Tammy said she agrees with Rex on the conservation recommendation. They are the first City to have the Class A water reclaimed water permit. The irrigators want to take Meridian to task on this. This is very conservation friendly. But when we get into a battle with the irrigators on whose water goes on the land first, it seems like you are damned if you do and you are damned if you don’t. Rex said if you reclaim water and you don’t have a water right to apply it to the land, then technically you are not supposed to. That is the bottom line with irrigation law. Recognizing that what Meridian is doing is great. The City of Boise is looking at taking the water coming out of their waste water treatment plant and putting that water into the Farmers Union Ditch Company to use for irrigation. This would also conserve water for us.

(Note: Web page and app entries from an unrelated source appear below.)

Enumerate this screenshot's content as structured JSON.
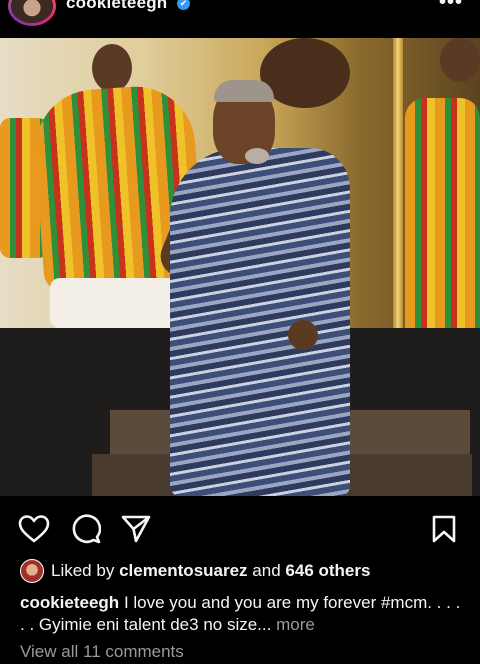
{
  "header": {
    "username": "cookieteegh",
    "verified_glyph": "✔",
    "more_glyph": "•••"
  },
  "post": {
    "image_alt": "performer in blue kente cloth on stage before people in colourful kente"
  },
  "actions": {
    "icons": [
      "heart-icon",
      "comment-icon",
      "share-icon",
      "save-icon"
    ]
  },
  "likes": {
    "prefix": "Liked by",
    "user": "clementosuarez",
    "connector": "and",
    "others": "646 others"
  },
  "caption": {
    "username": "cookieteegh",
    "text": "I love you and you are my forever #mcm. . . . . . Gyimie eni talent de3 no size...",
    "more_label": "more"
  },
  "comments": {
    "view_all_label": "View all 11 comments"
  },
  "colors": {
    "background": "#000000",
    "text": "#f5f5f5",
    "muted": "#9a9a9a",
    "verified": "#3897f0"
  }
}
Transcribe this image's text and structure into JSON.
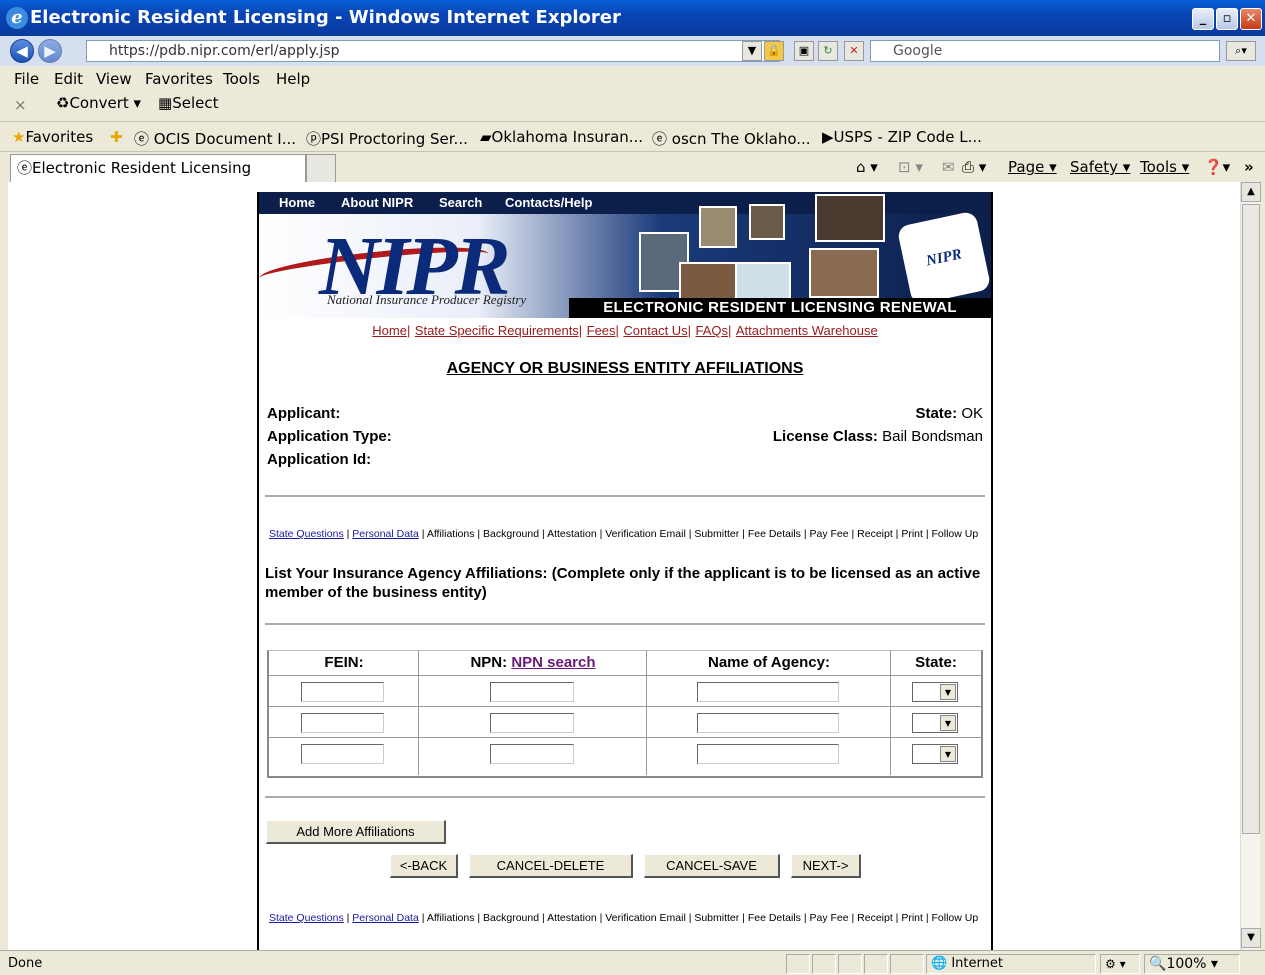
{
  "window": {
    "title": "Electronic Resident Licensing - Windows Internet Explorer"
  },
  "address": {
    "url": "https://pdb.nipr.com/erl/apply.jsp",
    "search_placeholder": "Google"
  },
  "menu": [
    "File",
    "Edit",
    "View",
    "Favorites",
    "Tools",
    "Help"
  ],
  "toolbar2": {
    "convert": "Convert",
    "select": "Select"
  },
  "favorites": {
    "label": "Favorites",
    "items": [
      "OCIS Document I...",
      "PSI Proctoring Ser...",
      "Oklahoma Insuran...",
      "oscn The Oklaho...",
      "USPS - ZIP Code L..."
    ]
  },
  "tab": {
    "title": "Electronic Resident Licensing"
  },
  "commandbar": {
    "page": "Page",
    "safety": "Safety",
    "tools": "Tools"
  },
  "banner": {
    "nav": [
      "Home",
      "About NIPR",
      "Search",
      "Contacts/Help"
    ],
    "logo": "NIPR",
    "logo_sub": "National Insurance Producer Registry",
    "title": "ELECTRONIC RESIDENT LICENSING RENEWAL"
  },
  "toplinks": [
    "Home|",
    "State Specific Requirements|",
    "Fees|",
    "Contact Us|",
    "FAQs|",
    "Attachments Warehouse"
  ],
  "page": {
    "heading": "AGENCY OR BUSINESS ENTITY AFFILIATIONS",
    "applicant_label": "Applicant:",
    "apptype_label": "Application Type:",
    "appid_label": "Application Id:",
    "state_label": "State:",
    "state_value": "OK",
    "licclass_label": "License Class:",
    "licclass_value": "Bail Bondsman",
    "instructions": "List Your Insurance Agency Affiliations: (Complete only if the applicant is to be licensed as an active member of the business entity)"
  },
  "steps": {
    "linked": [
      "State Questions",
      "Personal Data"
    ],
    "plain": "| Affiliations | Background | Attestation | Verification Email | Submitter | Fee Details | Pay Fee | Receipt | Print | Follow Up"
  },
  "table": {
    "fein": "FEIN:",
    "npn": "NPN:",
    "npn_link": "NPN search",
    "agency": "Name of Agency:",
    "state": "State:"
  },
  "buttons": {
    "add_more": "Add More Affiliations",
    "back": "<-BACK",
    "cancel_delete": "CANCEL-DELETE",
    "cancel_save": "CANCEL-SAVE",
    "next": "NEXT->"
  },
  "status": {
    "text": "Done",
    "zone": "Internet",
    "zoom": "100%"
  }
}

Kelly said the rub is a farmer irrigates his place which fills the drain. But cannot go back and pump from that drain because it is owned by the State. Tammy said they don’t have the problem right now, but they are trying to make it a problem. She disagrees from a certain degree. We can either pull the water out of the aquifer or re use it.
Garret said most of their wells in the city are between 400-500 feet. They don’t encourage irrigation from shallow wells. He asked for guidance from a policy standpoint. Rex said he admires the City of Caldwell for that.
Up until recently, when subdivisions were built, planning and zoning didn’t insist they use the surface water right. There are a number of places in the south Five Mile are of Boise that have a water right, but there is no infrastructure to deliver the water to them.
Bill said as a person who owns property in the Five Mile area, if you want to conserve water then pay United Water to water your yard. It is extremely expensive.
Steve said he has watched the reservoirs and they are filling up with silt. When is this going to become a problem and have to be addressed? Rex said in the Boise System there is quite a bit of sediment that is building up. About 15 years ago, the Bureau of Reclamation went in and sounded Arrowrock and Anderson Ranch. They realized they had lost a certain amount of capacity in these reservoirs. They reduced the space holder’s allocation by a percentage. They lost 10% of capacity in Arrowrock for example. To dredge them, you have to dewater.
Bill said everyone saw the email with regard to the Eastern Idaho SAUSA getting started. A couple of other happenings include a possible invitation to JFAC this year. Eastern Idaho got $70,000 this year and Bill said this was a direct result of the Mayor of Blackfoot’s meeting with the Governor and the Director of Corrections. This was a one-time commitment from the Governor and the Director. John said it was amazing they had 28 jurisdictions that signed on. Bill said it was jurisdictions from Preston and Soda Springs to Madison County and west to Burley and Cassia County. Bill said it was amazing that Oneida County which has less population than Owyhee County is the Chair of the Eastern Idaho SAUSA Program.
Brad said that we just hired Kootenai’s County Prosecutor for the replacement for Chris Atwood. This is probably going to flip northern Idaho’s attitude with regard to the SAUSA.
Bill said the agenda for the Strategic Planning Meeting is in the packet and wanted to get everyone’s input. Bill stated that Thursday is really full and we will have an open discussion on Friday morning.
Steve said he was not going to be able to make it and the TVP members asked if one of the other County Commissioners could attend in his place. He indicated he will ask. Nathan said his son is getting married that weekend and he would be tied up with wedding activities. Greg said they are sending Council member Joe Stear to the Strategic Planning Meeting.
Bill said he was once again going to pay for the main course on Thursday evening in appreciation for working for the Partnership. He would be sending out a listing of those who have indicated attendance so that people can start thinking about their contribution to the Pot Luck on Thursday evening.
The minutes and financial statement were approved.